Now Reading
The Best of LFW SS/23

The Best of LFW SS/23

London Fashion Week was a sombre affair for SS23, with designers like Burberry and Raf Simons cancelling their shows to pay respect to the death of our Queen Elizabeth II. With Monday slashed from the roster due to her funeral, LFW felt disjointed and muted – but the show must go on, because fashion month for the rest of the world can seem frivolous, but for us who work in the industry, fashion month is business.

But just because it’s business doesn’t mean that tributes can’t be paid – and no more than Richard Quinn, who received the Queen Elizabeth II Award in Design, as well as having the actual Queen sit front row at his debut show back in 2018. He opened his SS23 show with 22 mourning looks in total blackout, and if you know anything about Richard Quinn, you’ll know that he loves his vibrant florals which are a go-to of his brand, so it’s not every day Quinn comes out with something devoid of colour. The looks in question were indeed fit for royalty, with intricate beading and draped lace that took inspiration from the history of the monarchy (Elizabethan times, included) – and if you were ever doubting his expertise, he and his time created all the mourning looks during the 10 days of mourning after Lizzie’s death. A fitting send-off for an incredible lady.

Speaking of the United Kingdom (just wait for this segue), there’s maybe the one thing that the Scots and Brad Pitt have in common – and that’s a love of skirts. They’re not just for women, you know? Daniel W. Fletcher sent some dark menswear down the catwalk for SS23, with feminine, flowing shapes. Think draped silk blouses, pleated skirts, corset tops and neck ties. Pair that with sartorial tailoring, arm bands around sharply cut blazers, and we have a delightful collection that perfectly walks the fluidity between men’s and women’s design for a seamless unisex collection.

That mix of the masculine and the feminine was a common theme throughout LFW, with brands like Toga reimagining the classic sartorial button-down into a sleek halter neck, or S.S. Daley making men’s tailored trousers be so full and voluminous with pleating that it could have been a skirt, or a quintessential double-breasted blazer cinched in at the waist with a belt tie, or tailored trousers worn so high up the body that they turn into a jumpsuit.

A designer’s collection that I would never imagine I would say I have loved is JW Anderson’s. His SS23 collection was naturally kooky and explored the theme of human consciousness in the technological age, complete with shirts made up of computer keys, plastic dresses evocative of Pink Floyd’s classic line, “We’re just two lost souls living in a fishbowl, year after year” and a metal bulb as a dress, reflecting our faces back in a distorted way of seeing ourselves. Doesn’t that sound like social media to you? For a finishing touch, the last look sent down the runway (or the walkway of the underground casino on Wardour street) was a simple black T-shirt dress paying homage to HRM the Queen. Colour me impressed.

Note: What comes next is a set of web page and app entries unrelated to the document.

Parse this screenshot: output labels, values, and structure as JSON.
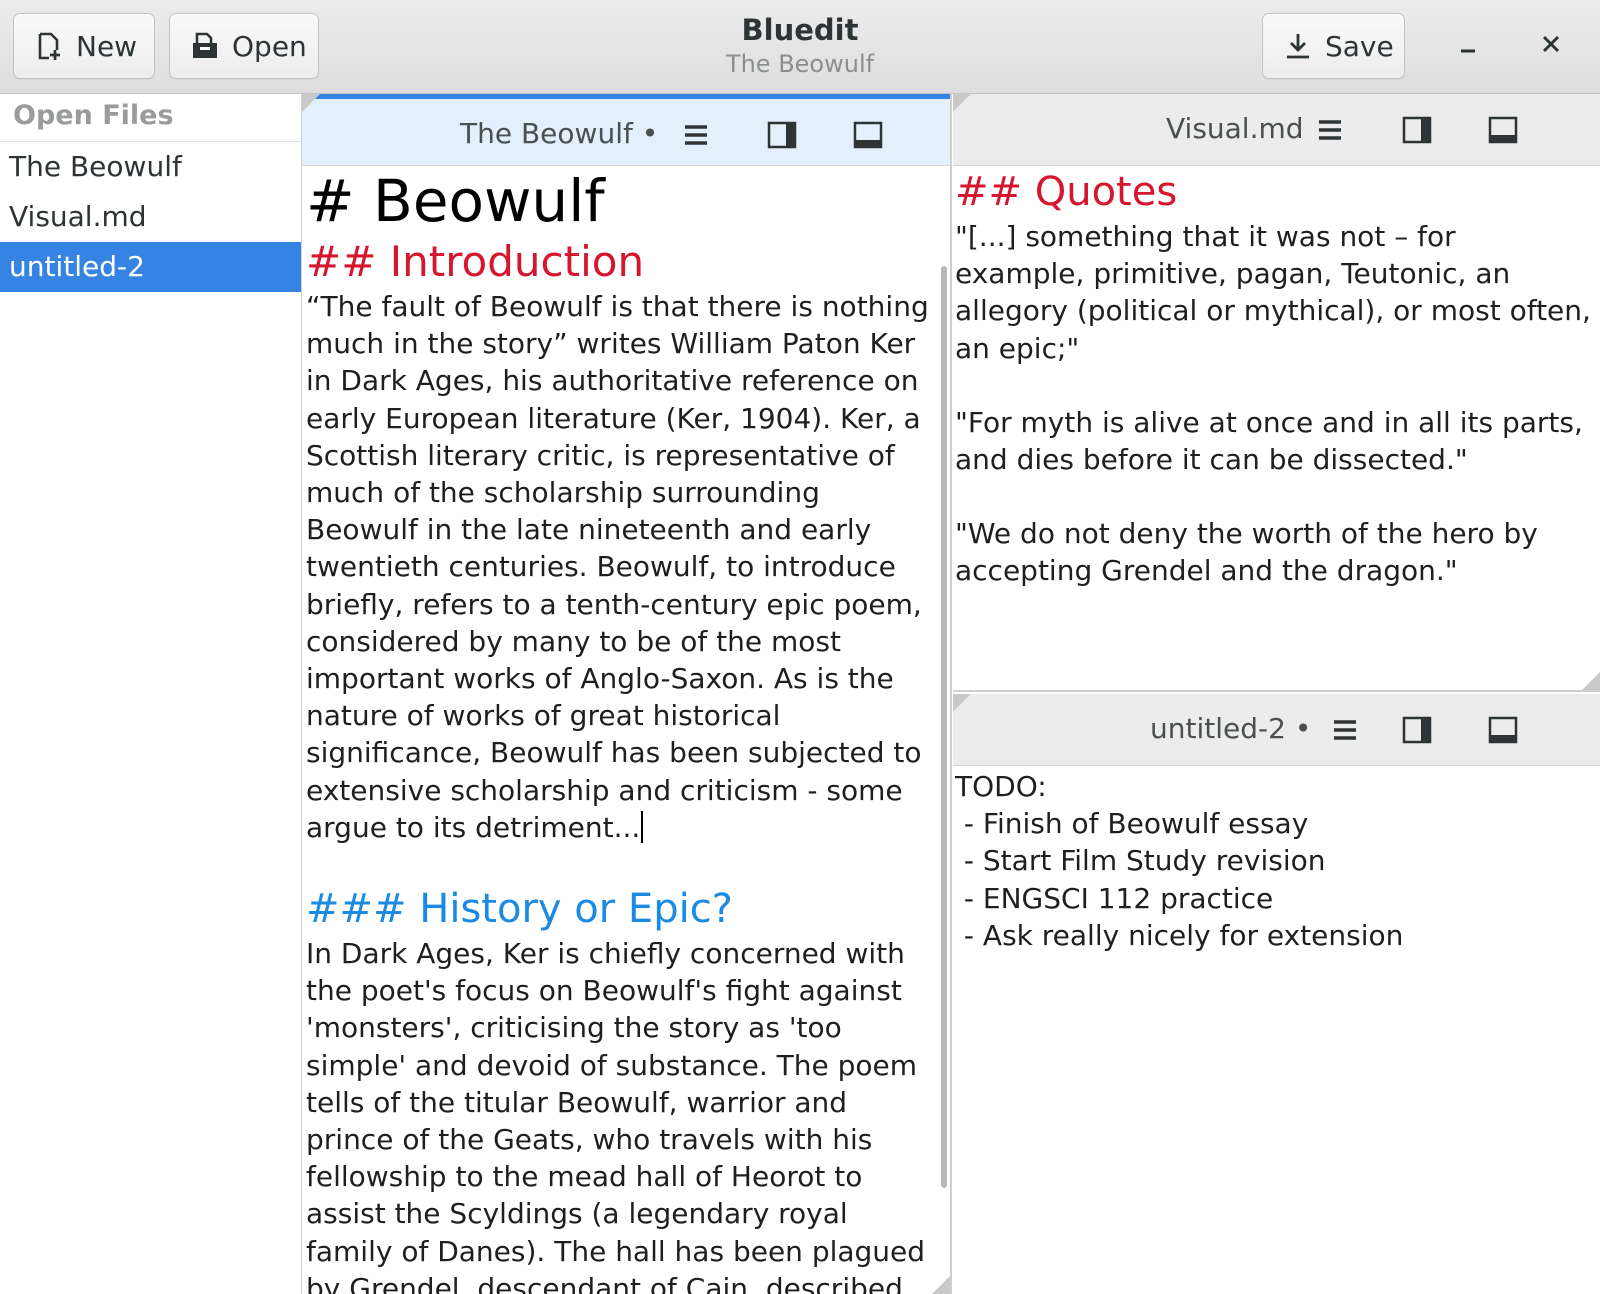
{
  "app": {
    "title": "Bluedit",
    "subtitle": "The Beowulf"
  },
  "toolbar": {
    "new_label": "New",
    "open_label": "Open",
    "save_label": "Save"
  },
  "sidebar": {
    "heading": "Open Files",
    "items": [
      {
        "label": "The Beowulf",
        "selected": false
      },
      {
        "label": "Visual.md",
        "selected": false
      },
      {
        "label": "untitled-2",
        "selected": true
      }
    ]
  },
  "panes": {
    "main": {
      "title": "The Beowulf •",
      "active": true,
      "h1": "# Beowulf",
      "h2": "## Introduction",
      "intro": "“The fault of Beowulf is that there is nothing much in the story” writes William Paton Ker in Dark Ages, his authoritative reference on early European literature (Ker, 1904). Ker, a Scottish literary critic, is representative of much of the scholarship surrounding Beowulf in the late nineteenth and early twentieth centuries. Beowulf, to introduce briefly, refers to a tenth-century epic poem, considered by many to be of the most important works of Anglo-Saxon. As is the nature of works of great historical significance, Beowulf has been subjected to extensive scholarship and criticism - some argue to its detriment...",
      "h3": "### History or Epic?",
      "history": "In Dark Ages, Ker is chiefly concerned with the poet's focus on Beowulf's fight against 'monsters', criticising the story as 'too simple' and devoid of substance. The poem tells of the titular Beowulf, warrior and prince of the Geats, who travels with his fellowship to the mead hall of Heorot to assist the Scyldings (a legendary royal family of Danes). The hall has been plagued by Grendel, descendant of Cain, described vaugely as a sort of inhuman monster, who"
    },
    "visual": {
      "title": "Visual.md",
      "h2": "## Quotes",
      "quote1": "\"[...] something that it was not – for example, primitive, pagan, Teutonic, an allegory (political or mythical), or most often, an epic;\"",
      "quote2": "\"For myth is alive at once and in all its parts, and dies before it can be dissected.\"",
      "quote3": "\"We do not deny the worth of the hero by accepting Grendel and the dragon.\""
    },
    "untitled": {
      "title": "untitled-2 •",
      "heading": "TODO:",
      "items": [
        " - Finish of Beowulf essay",
        " - Start Film Study revision",
        " - ENGSCI 112 practice",
        " - Ask really nicely for extension"
      ]
    }
  },
  "icons": {
    "new": "document-new-icon",
    "open": "document-open-icon",
    "save": "download-icon",
    "minimize": "minimize-icon",
    "close": "close-icon",
    "menu": "hamburger-menu-icon",
    "sidebar_toggle": "right-panel-icon",
    "bottom_toggle": "bottom-panel-icon"
  },
  "colors": {
    "accent": "#3584e4",
    "h2": "#d5162e",
    "h3": "#1a8ae3",
    "active_tab_bg": "#e3f0fc"
  }
}
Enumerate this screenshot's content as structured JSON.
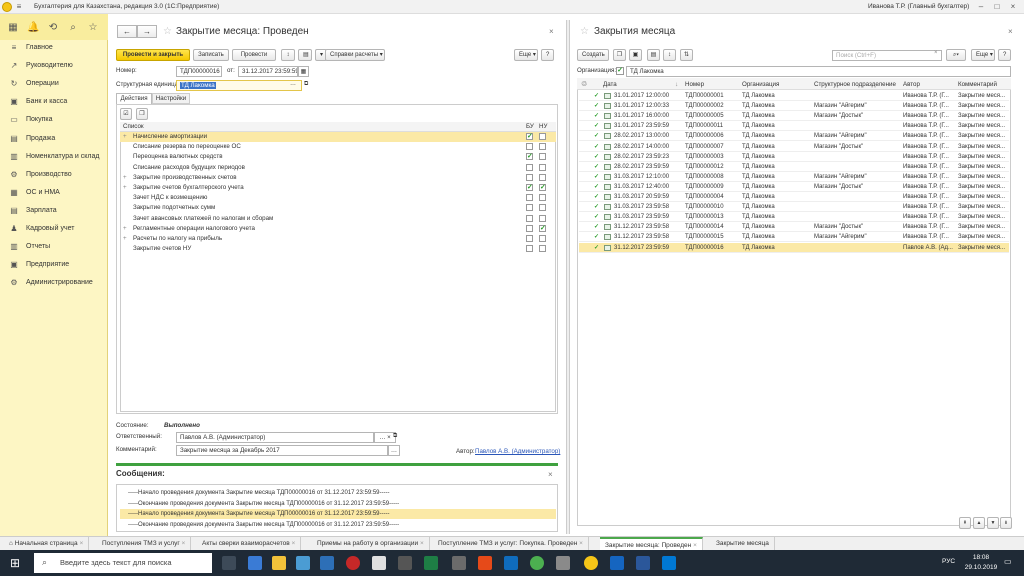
{
  "app": {
    "title": "Бухгалтерия для Казахстана, редакция 3.0  (1С:Предприятие)",
    "user": "Иванова Т.Р. (Главный бухгалтер)"
  },
  "nav": [
    "Главное",
    "Руководителю",
    "Операции",
    "Банк и касса",
    "Покупка",
    "Продажа",
    "Номенклатура и склад",
    "Производство",
    "ОС и НМА",
    "Зарплата",
    "Кадровый учет",
    "Отчеты",
    "Предприятие",
    "Администрирование"
  ],
  "doc": {
    "title": "Закрытие месяца: Проведен",
    "btn_post_close": "Провести и закрыть",
    "btn_save": "Записать",
    "btn_post": "Провести",
    "btn_calc": "Справки расчеты",
    "btn_more": "Еще",
    "btn_help": "?",
    "number_label": "Номер:",
    "number": "ТДП00000016",
    "date_label": "от:",
    "date": "31.12.2017 23:59:59",
    "unit_label": "Структурная единица:",
    "unit": "ТД Лакомка",
    "tabs": [
      "Действия",
      "Настройки"
    ],
    "list_header": "Список",
    "col_bu": "БУ",
    "col_nu": "НУ",
    "rows": [
      {
        "name": "Начисление амортизации",
        "exp": "+",
        "bu": "✓",
        "nu": "",
        "hl": true
      },
      {
        "name": "Списание резерва по переоценке ОС",
        "exp": "",
        "bu": "",
        "nu": ""
      },
      {
        "name": "Переоценка валютных средств",
        "exp": "",
        "bu": "✓",
        "nu": ""
      },
      {
        "name": "Списание расходов будущих периодов",
        "exp": "",
        "bu": "",
        "nu": ""
      },
      {
        "name": "Закрытие производственных счетов",
        "exp": "+",
        "bu": "",
        "nu": ""
      },
      {
        "name": "Закрытие счетов бухгалтерского учета",
        "exp": "+",
        "bu": "✓",
        "nu": "✓"
      },
      {
        "name": "Зачет НДС к возмещению",
        "exp": "",
        "bu": "",
        "nu": ""
      },
      {
        "name": "Закрытие подотчетных сумм",
        "exp": "",
        "bu": "",
        "nu": ""
      },
      {
        "name": "Зачет авансовых платежей по налогам и сборам",
        "exp": "",
        "bu": "",
        "nu": ""
      },
      {
        "name": "Регламентные операции налогового учета",
        "exp": "+",
        "bu": "",
        "nu": "✓"
      },
      {
        "name": "Расчеты по налогу на прибыль",
        "exp": "+",
        "bu": "",
        "nu": ""
      },
      {
        "name": "Закрытие счетов НУ",
        "exp": "",
        "bu": "",
        "nu": ""
      }
    ],
    "state_label": "Состояние:",
    "state": "Выполнено",
    "resp_label": "Ответственный:",
    "resp": "Павлов А.В. (Администратор)",
    "comment_label": "Комментарий:",
    "comment": "Закрытие месяца за Декабрь 2017",
    "author_label": "Автор:",
    "author": "Павлов А.В. (Администратор)"
  },
  "messages": {
    "title": "Сообщения:",
    "items": [
      {
        "text": "-----Начало проведения документа Закрытие месяца ТДП00000016 от 31.12.2017 23:59:59-----",
        "hl": false
      },
      {
        "text": "-----Окончание проведения документа Закрытие месяца ТДП00000016 от 31.12.2017 23:59:59-----",
        "hl": false
      },
      {
        "text": "-----Начало проведения документа Закрытие месяца ТДП00000016 от 31.12.2017 23:59:59-----",
        "hl": true
      },
      {
        "text": "-----Окончание проведения документа Закрытие месяца ТДП00000016 от 31.12.2017 23:59:59-----",
        "hl": false
      }
    ]
  },
  "list": {
    "title": "Закрытия месяца",
    "btn_create": "Создать",
    "search_placeholder": "Поиск (Ctrl+F)",
    "btn_more": "Еще",
    "btn_help": "?",
    "org_label": "Организация:",
    "org": "ТД Лакомка",
    "cols": [
      "Дата",
      "Номер",
      "Организация",
      "Структурное подразделение",
      "Автор",
      "Комментарий"
    ],
    "rows": [
      {
        "date": "31.01.2017 12:00:00",
        "num": "ТДП00000001",
        "org": "ТД Лакомка",
        "div": "",
        "author": "Иванова Т.Р. (Г...",
        "comm": "Закрытие меся..."
      },
      {
        "date": "31.01.2017 12:00:33",
        "num": "ТДП00000002",
        "org": "ТД Лакомка",
        "div": "Магазин \"Айгерим\"",
        "author": "Иванова Т.Р. (Г...",
        "comm": "Закрытие меся..."
      },
      {
        "date": "31.01.2017 16:00:00",
        "num": "ТДП00000005",
        "org": "ТД Лакомка",
        "div": "Магазин \"Достык\"",
        "author": "Иванова Т.Р. (Г...",
        "comm": "Закрытие меся..."
      },
      {
        "date": "31.01.2017 23:59:59",
        "num": "ТДП00000011",
        "org": "ТД Лакомка",
        "div": "",
        "author": "Иванова Т.Р. (Г...",
        "comm": "Закрытие меся..."
      },
      {
        "date": "28.02.2017 13:00:00",
        "num": "ТДП00000006",
        "org": "ТД Лакомка",
        "div": "Магазин \"Айгерим\"",
        "author": "Иванова Т.Р. (Г...",
        "comm": "Закрытие меся..."
      },
      {
        "date": "28.02.2017 14:00:00",
        "num": "ТДП00000007",
        "org": "ТД Лакомка",
        "div": "Магазин \"Достык\"",
        "author": "Иванова Т.Р. (Г...",
        "comm": "Закрытие меся..."
      },
      {
        "date": "28.02.2017 23:59:23",
        "num": "ТДП00000003",
        "org": "ТД Лакомка",
        "div": "",
        "author": "Иванова Т.Р. (Г...",
        "comm": "Закрытие меся..."
      },
      {
        "date": "28.02.2017 23:59:59",
        "num": "ТДП00000012",
        "org": "ТД Лакомка",
        "div": "",
        "author": "Иванова Т.Р. (Г...",
        "comm": "Закрытие меся..."
      },
      {
        "date": "31.03.2017 12:10:00",
        "num": "ТДП00000008",
        "org": "ТД Лакомка",
        "div": "Магазин \"Айгерим\"",
        "author": "Иванова Т.Р. (Г...",
        "comm": "Закрытие меся..."
      },
      {
        "date": "31.03.2017 12:40:00",
        "num": "ТДП00000009",
        "org": "ТД Лакомка",
        "div": "Магазин \"Достык\"",
        "author": "Иванова Т.Р. (Г...",
        "comm": "Закрытие меся..."
      },
      {
        "date": "31.03.2017 20:59:59",
        "num": "ТДП00000004",
        "org": "ТД Лакомка",
        "div": "",
        "author": "Иванова Т.Р. (Г...",
        "comm": "Закрытие меся..."
      },
      {
        "date": "31.03.2017 23:59:58",
        "num": "ТДП00000010",
        "org": "ТД Лакомка",
        "div": "",
        "author": "Иванова Т.Р. (Г...",
        "comm": "Закрытие меся..."
      },
      {
        "date": "31.03.2017 23:59:59",
        "num": "ТДП00000013",
        "org": "ТД Лакомка",
        "div": "",
        "author": "Иванова Т.Р. (Г...",
        "comm": "Закрытие меся..."
      },
      {
        "date": "31.12.2017 23:59:58",
        "num": "ТДП00000014",
        "org": "ТД Лакомка",
        "div": "Магазин \"Достык\"",
        "author": "Иванова Т.Р. (Г...",
        "comm": "Закрытие меся..."
      },
      {
        "date": "31.12.2017 23:59:58",
        "num": "ТДП00000015",
        "org": "ТД Лакомка",
        "div": "Магазин \"Айгерим\"",
        "author": "Иванова Т.Р. (Г...",
        "comm": "Закрытие меся..."
      },
      {
        "date": "31.12.2017 23:59:59",
        "num": "ТДП00000016",
        "org": "ТД Лакомка",
        "div": "",
        "author": "Павлов А.В. (Ад...",
        "comm": "Закрытие меся..."
      }
    ]
  },
  "tabs": [
    "Начальная страница",
    "Поступления ТМЗ и услуг",
    "Акты сверки взаиморасчетов",
    "Приемы на работу в организации",
    "Поступление ТМЗ и услуг: Покупка. Проведен",
    "Закрытие месяца: Проведен",
    "Закрытие месяца"
  ],
  "taskbar": {
    "search": "Введите здесь текст для поиска",
    "lang": "РУС",
    "time": "18:08",
    "date": "29.10.2019"
  },
  "colors": {
    "accent_yellow": "#f5c900",
    "highlight_row": "#fbe9a6",
    "check_green": "#2a9d2a",
    "nav_bg": "#fdf6c4"
  }
}
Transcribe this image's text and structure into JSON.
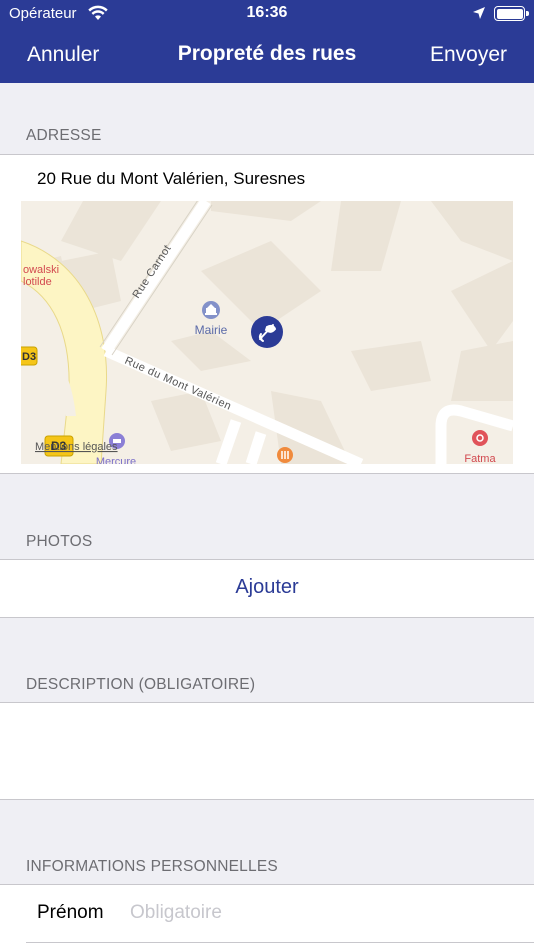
{
  "status_bar": {
    "carrier": "Opérateur",
    "time": "16:36"
  },
  "nav": {
    "cancel_label": "Annuler",
    "title": "Propreté des rues",
    "send_label": "Envoyer"
  },
  "address_section": {
    "header": "ADRESSE",
    "address": "20 Rue du Mont Valérien, Suresnes",
    "map": {
      "street_labels": [
        "Rue Carnot",
        "Rue du Mont Valérien"
      ],
      "poi_labels": [
        "Mairie",
        "Mercure",
        "Fatma"
      ],
      "partial_labels": [
        "owalski",
        "lotilde"
      ],
      "road_badges": [
        "D3",
        "D3"
      ],
      "legal_link": "Mentions légales"
    }
  },
  "photos_section": {
    "header": "PHOTOS",
    "add_label": "Ajouter"
  },
  "description_section": {
    "header": "DESCRIPTION (OBLIGATOIRE)",
    "value": ""
  },
  "personal_section": {
    "header": "INFORMATIONS PERSONNELLES",
    "first_name_label": "Prénom",
    "first_name_placeholder": "Obligatoire",
    "first_name_value": ""
  },
  "colors": {
    "brand": "#2b3b96",
    "background": "#efeff4",
    "header_text": "#6d6d72",
    "placeholder": "#c7c7cd",
    "map_road_badge": "#f5c518",
    "map_poi_red": "#e0535a",
    "map_poi_orange": "#f08a3c",
    "map_poi_purple": "#8b7fd6"
  },
  "icons": {
    "wifi": "wifi-icon",
    "location": "location-arrow-icon",
    "battery": "battery-icon",
    "map_pin": "cleanliness-pin-icon",
    "town_hall": "town-hall-icon",
    "restaurant": "restaurant-icon",
    "health": "health-icon",
    "hotel": "hotel-icon"
  }
}
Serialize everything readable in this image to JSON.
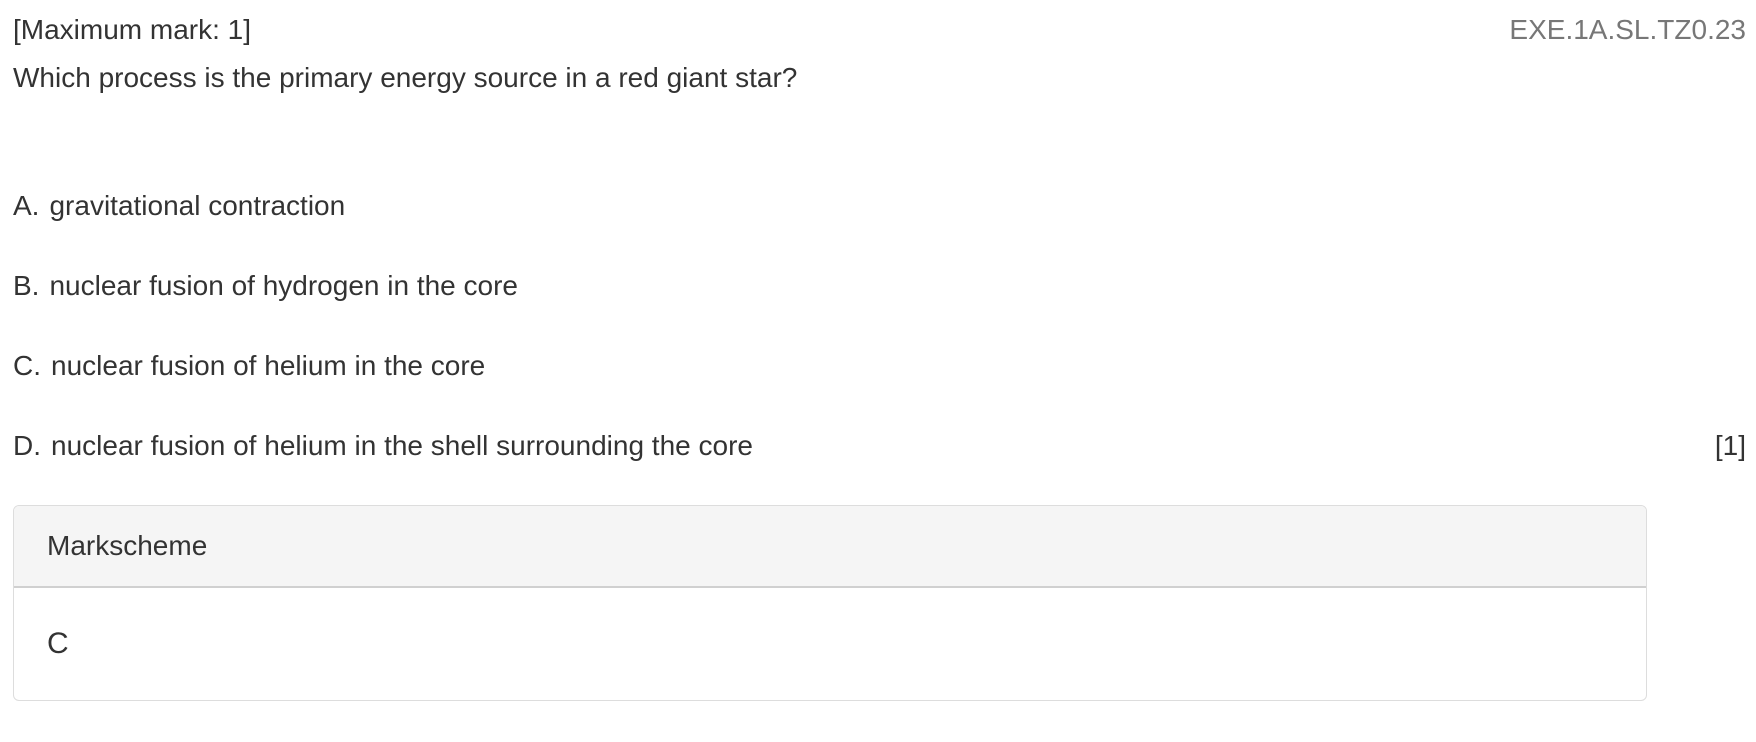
{
  "header": {
    "max_mark": "[Maximum mark: 1]",
    "question_code": "EXE.1A.SL.TZ0.23"
  },
  "question": {
    "text": "Which process is the primary energy source in a red giant star?",
    "options": [
      {
        "letter": "A.",
        "text": "gravitational contraction"
      },
      {
        "letter": "B.",
        "text": "nuclear fusion of hydrogen in the core"
      },
      {
        "letter": "C.",
        "text": "nuclear fusion of helium in the core"
      },
      {
        "letter": "D.",
        "text": "nuclear fusion of helium in the shell surrounding the core"
      }
    ],
    "marks": "[1]"
  },
  "markscheme": {
    "title": "Markscheme",
    "answer": "C"
  }
}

Another fave of the fashion scene: Nensi Dojaka doesn’t look at her collections as different expressions of her design aesthetic, instead, she sees them as an extension of what has come before. This is clear to see through the inclusion of heart motifs, scarlet wiring, and delicate ruffles – all big hits in her Autumn/Winter 2022 show. Her love of lingerie-inspired silhouettes remains, this time with plenty of sheer – a huge upcoming trend seen throughout all brands this season – and the introduction of sparing sequins on her cult subversive designs.

See Also

Perhaps the sheer trend and subversive dressing is a continuation of the trompe de l’oeil trend from last season, where the body was manipulated and tricked by the eye – while this season we’re in the mood for transparency, to try and see things as they really are, underneath all the waffling and posturing. Sheer continues to be one of the main trends of the Spring/Summer season, with almost all designers showcasing see-through looks in one way or another.

Lastly, I always look forward to David Koma due to its contemporary edge applied to every collection. For SS23, Koma took a marine theme (I scream! My dream) with appliquéd stafish covering nipples à la all-grown-up Little Mermaid, ostrich feather bags that look like anemones swaying in the underwater current, vivid gradients that look like oil sitting on the surface of the marina, rope dresses in cobalt blue looking like an Yves Klein fishing net, and sequinned wavy lines only just covering your modesty. Fun side note: I wore a David Koma dress for my birthday this year that had crystal hibiscus flowers covering my boobs and got told off for being dressed inappropriately at the restaurant. They told me to keep my jacket on the whole night (I didn’t). Do you really expect me to cover up a David Koma dress on the day I celebrate my birth? Yeah, right. Dua Lipa wore the exact same dress and I bet she never got told off. Anyway, my point is I’ve already decided I’m going one step further this year and wearing SS23 Look 4. Sue me!